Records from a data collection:
+--
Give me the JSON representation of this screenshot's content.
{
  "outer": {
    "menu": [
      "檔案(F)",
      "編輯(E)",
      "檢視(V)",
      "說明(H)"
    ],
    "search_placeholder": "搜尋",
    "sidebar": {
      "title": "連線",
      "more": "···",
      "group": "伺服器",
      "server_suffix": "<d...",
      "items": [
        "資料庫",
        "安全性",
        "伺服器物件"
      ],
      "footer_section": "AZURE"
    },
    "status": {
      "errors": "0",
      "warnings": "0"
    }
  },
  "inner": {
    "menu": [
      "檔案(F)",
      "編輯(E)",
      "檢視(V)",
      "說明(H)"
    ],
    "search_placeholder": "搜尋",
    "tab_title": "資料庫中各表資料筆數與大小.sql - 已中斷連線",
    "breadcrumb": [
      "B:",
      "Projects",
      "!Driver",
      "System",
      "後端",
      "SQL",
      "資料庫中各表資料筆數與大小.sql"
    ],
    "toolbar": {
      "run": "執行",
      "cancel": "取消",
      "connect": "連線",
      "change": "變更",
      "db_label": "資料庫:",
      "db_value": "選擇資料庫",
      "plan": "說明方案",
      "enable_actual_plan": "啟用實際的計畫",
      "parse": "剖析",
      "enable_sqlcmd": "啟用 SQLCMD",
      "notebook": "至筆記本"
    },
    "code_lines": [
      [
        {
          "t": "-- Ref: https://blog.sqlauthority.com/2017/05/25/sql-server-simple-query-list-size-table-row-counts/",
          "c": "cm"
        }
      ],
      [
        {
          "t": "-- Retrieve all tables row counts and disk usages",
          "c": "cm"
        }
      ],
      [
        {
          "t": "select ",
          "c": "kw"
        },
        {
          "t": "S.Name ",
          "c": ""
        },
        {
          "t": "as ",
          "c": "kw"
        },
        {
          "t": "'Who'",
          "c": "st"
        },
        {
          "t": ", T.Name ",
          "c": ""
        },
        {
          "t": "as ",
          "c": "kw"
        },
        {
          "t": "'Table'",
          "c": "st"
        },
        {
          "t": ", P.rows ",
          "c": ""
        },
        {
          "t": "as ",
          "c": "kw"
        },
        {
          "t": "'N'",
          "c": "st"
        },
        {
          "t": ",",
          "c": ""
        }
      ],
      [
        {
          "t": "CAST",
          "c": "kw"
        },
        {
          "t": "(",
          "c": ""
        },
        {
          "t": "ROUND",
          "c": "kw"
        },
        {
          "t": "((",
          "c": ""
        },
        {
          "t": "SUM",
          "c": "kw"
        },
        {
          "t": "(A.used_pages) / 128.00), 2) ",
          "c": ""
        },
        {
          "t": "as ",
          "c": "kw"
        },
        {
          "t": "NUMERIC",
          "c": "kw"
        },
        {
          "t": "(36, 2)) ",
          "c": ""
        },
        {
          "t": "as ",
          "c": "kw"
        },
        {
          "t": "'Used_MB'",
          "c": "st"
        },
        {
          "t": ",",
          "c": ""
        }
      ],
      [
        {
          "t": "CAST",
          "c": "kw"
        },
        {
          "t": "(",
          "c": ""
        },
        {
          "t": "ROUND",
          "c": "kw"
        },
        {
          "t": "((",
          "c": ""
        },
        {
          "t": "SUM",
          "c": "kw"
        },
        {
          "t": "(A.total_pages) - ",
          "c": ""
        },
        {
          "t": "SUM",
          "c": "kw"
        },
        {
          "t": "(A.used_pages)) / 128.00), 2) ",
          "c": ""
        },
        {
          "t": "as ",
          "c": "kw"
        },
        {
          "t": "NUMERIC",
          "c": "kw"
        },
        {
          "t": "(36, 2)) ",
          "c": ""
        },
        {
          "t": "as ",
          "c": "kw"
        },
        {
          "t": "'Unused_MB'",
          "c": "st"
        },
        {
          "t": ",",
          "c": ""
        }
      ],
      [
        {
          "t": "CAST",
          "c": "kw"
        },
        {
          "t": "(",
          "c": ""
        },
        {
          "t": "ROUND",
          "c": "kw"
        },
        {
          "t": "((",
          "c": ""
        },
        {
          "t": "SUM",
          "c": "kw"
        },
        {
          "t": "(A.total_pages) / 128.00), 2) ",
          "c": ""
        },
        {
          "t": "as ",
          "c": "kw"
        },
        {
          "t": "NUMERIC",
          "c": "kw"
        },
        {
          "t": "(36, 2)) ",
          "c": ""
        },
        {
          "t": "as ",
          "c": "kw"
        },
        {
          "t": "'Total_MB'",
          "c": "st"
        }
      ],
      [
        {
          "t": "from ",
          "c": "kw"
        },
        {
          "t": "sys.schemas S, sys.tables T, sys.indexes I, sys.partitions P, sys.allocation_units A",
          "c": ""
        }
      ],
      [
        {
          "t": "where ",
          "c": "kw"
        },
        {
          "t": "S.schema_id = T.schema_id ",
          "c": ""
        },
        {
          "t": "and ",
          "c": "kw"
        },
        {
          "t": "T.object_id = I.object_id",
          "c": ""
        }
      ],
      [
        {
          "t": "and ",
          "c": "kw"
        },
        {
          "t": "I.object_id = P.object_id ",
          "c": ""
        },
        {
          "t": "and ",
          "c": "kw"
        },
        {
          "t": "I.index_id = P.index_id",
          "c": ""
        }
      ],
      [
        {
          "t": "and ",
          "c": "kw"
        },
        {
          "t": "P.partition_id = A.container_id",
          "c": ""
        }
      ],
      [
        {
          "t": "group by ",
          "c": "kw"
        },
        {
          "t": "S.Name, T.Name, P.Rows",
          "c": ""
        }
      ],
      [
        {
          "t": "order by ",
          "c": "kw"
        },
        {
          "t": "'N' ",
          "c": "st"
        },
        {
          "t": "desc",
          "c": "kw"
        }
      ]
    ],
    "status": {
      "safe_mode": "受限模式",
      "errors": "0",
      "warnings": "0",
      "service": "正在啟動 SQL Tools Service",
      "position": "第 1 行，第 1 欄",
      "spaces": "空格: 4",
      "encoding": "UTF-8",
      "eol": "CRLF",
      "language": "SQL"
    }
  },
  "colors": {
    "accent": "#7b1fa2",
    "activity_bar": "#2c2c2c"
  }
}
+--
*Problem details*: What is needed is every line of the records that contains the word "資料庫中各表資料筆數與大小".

*Exercise output*:
    "tab_title": "資料庫中各表資料筆數與大小.sql - 已中斷連線",
      "資料庫中各表資料筆數與大小.sql"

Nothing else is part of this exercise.